YERINGTON - Lyon County justices of the peace will receive a requested pay increase but not as quickly as some had wanted.
Lyon County commissioners last week increased by $2,000 the base pay for the four justices. That the raise will not become effective until Jan. 1, 2001, did not make Dayton Justice of the Peace Ed Johnson particularly happy. Johnson is not seeking reelection and will retire December 31 of this year.
"I personally would like to see it be effective July 1, 2000, so I am not pleased with the date. Everything else is calculated July 1, including the annual 2 per cent longevity benefit," Johnson said. "But I am pleased it went the way we requested.

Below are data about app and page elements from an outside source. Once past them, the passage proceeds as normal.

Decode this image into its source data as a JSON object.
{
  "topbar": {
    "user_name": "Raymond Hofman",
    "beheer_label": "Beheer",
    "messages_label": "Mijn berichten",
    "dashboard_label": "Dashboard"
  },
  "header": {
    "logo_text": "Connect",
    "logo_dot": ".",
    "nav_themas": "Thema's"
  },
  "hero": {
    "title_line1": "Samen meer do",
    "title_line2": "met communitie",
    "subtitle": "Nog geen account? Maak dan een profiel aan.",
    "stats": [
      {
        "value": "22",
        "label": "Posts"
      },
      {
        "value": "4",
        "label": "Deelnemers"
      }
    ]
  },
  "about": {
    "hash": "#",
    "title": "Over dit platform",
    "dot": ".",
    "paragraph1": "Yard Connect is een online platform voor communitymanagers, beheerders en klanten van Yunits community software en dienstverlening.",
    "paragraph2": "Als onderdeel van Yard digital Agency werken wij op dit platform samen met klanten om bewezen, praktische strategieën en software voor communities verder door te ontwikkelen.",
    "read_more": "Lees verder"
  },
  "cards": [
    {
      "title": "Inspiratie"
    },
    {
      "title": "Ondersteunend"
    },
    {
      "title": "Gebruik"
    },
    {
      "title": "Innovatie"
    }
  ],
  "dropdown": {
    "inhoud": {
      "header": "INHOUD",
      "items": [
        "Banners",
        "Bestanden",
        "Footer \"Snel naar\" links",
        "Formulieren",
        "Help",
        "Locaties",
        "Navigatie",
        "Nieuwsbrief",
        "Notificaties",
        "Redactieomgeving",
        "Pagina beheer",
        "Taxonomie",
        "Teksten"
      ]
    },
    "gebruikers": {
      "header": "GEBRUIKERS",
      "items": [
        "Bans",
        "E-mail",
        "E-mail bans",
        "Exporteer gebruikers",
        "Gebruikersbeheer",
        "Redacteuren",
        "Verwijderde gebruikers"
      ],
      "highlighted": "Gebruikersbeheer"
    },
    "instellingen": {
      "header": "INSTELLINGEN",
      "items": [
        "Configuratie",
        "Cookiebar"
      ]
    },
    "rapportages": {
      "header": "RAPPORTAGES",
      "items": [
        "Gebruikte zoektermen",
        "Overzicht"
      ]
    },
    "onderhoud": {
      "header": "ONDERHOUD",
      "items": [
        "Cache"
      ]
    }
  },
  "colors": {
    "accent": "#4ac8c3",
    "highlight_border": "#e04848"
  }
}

The last increase was in 1989-90. We were trying to be as reasonable as we could. This puts us more in line with other elected officials."
By state statute, local governing entities set the salaries for justices of the peace. Salaries of all other elected officials are set by the Legislature.
The justices are paid based on the number of days they work each week. The increases raised the base figure to $12,000.
Johnson, for example, works five days a week and would have had a base salary of $60,000. Fernley's Steve Lehman works four days as a justice, so his base salary will be $48,000. Mason Valley's Dennis Milligan works three days and will receive $36,000 and Smith Valley justice Fran White will make $24,000 for her two days in court.
Judges also receive an annual 2 per cent longevity benefits and county cost of living increases. Lehman receives additional compensation as county juvenile master, and White also serves as Yerington's justice of the peace.
All four justice positions are up for election this year.
Commissioners will move forward with renovation and expansion plans for the four court facilities beginning with Fernley Justice Court. The Fernley project will include a building expansion to accommodate the district attorney, juvenile probation officer and juvenile master at an estimated cost of about $280,000.
County Manager Stephen Snyder said funding for the projects would be divided equally between the County Administrative Assessment Fund and local justice court Administrative Assessment funds.
"We will go ahead and put together the Fernley plans. Once we get an estimate we will come back for board approval. We will start developing concept plans for Dayton and Smith Valley and as funds become available we will then move forward with those projects," he said.
Snyder said the county is anticipating that upon completion of the new county office building adjacent to the current courthouse complex in Yerington, Juvenile Probation will move out of the current law enforcement complex on Nevin Way and into the new facility, opening up additional space for Mason Valley Justice Court expansion at the Nevin Way site.
Judge Johnson said tentative plans for the Dayton court include adding to the north side of the historic Bluestone Building into the current parking lot, including the digging of a basement.
"We would like to use the basement for storage and the upper level for additional office space. The courtroom would stay the same," Johnson explained.
He said they would like to keep the appearance of the new addition as historical accurate as possible. Additional land would be acquired to provide for the lost parking area.